↓

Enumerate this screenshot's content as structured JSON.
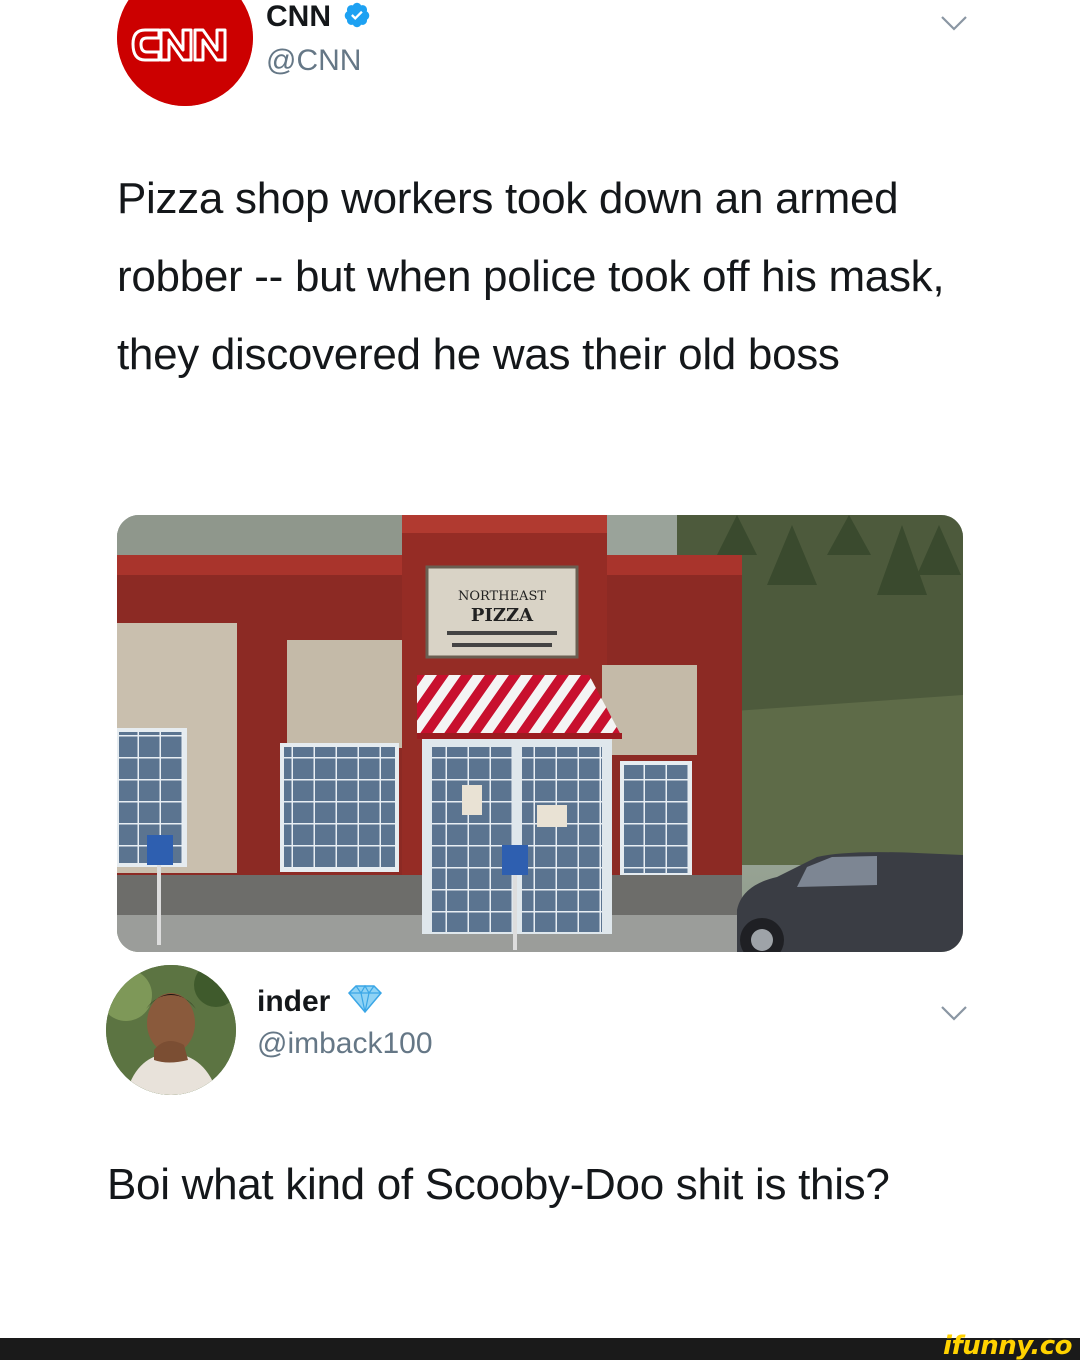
{
  "tweet1": {
    "author_name": "CNN",
    "handle": "@CNN",
    "avatar_logo": "CNN",
    "verified_icon": "verified-badge-icon",
    "text": "Pizza shop workers took down an armed robber -- but when police took off his mask, they discovered he was their old boss",
    "photo": {
      "sign_line1": "NORTHEAST",
      "sign_line2": "PIZZA"
    }
  },
  "tweet2": {
    "author_name": "inder",
    "handle": "@imback100",
    "badge_icon": "diamond-icon",
    "text": "Boi what kind of Scooby-Doo shit is this?"
  },
  "watermark": "ifunny.co",
  "colors": {
    "cnn_red": "#cc0000",
    "verified_blue": "#1da1f2",
    "handle_gray": "#657786",
    "text_dark": "#14171a",
    "watermark_yellow": "#ffd200"
  }
}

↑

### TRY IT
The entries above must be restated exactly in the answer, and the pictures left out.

### EXERCISE SOLUTION
Enumerate this screenshot's content as structured JSON.
{
  "tweet1": {
    "author_name": "CNN",
    "handle": "@CNN",
    "avatar_logo": "CNN",
    "verified_icon": "verified-badge-icon",
    "text": "Pizza shop workers took down an armed robber -- but when police took off his mask, they discovered he was their old boss",
    "photo": {
      "sign_line1": "NORTHEAST",
      "sign_line2": "PIZZA"
    }
  },
  "tweet2": {
    "author_name": "inder",
    "handle": "@imback100",
    "badge_icon": "diamond-icon",
    "text": "Boi what kind of Scooby-Doo shit is this?"
  },
  "watermark": "ifunny.co",
  "colors": {
    "cnn_red": "#cc0000",
    "verified_blue": "#1da1f2",
    "handle_gray": "#657786",
    "text_dark": "#14171a",
    "watermark_yellow": "#ffd200"
  }
}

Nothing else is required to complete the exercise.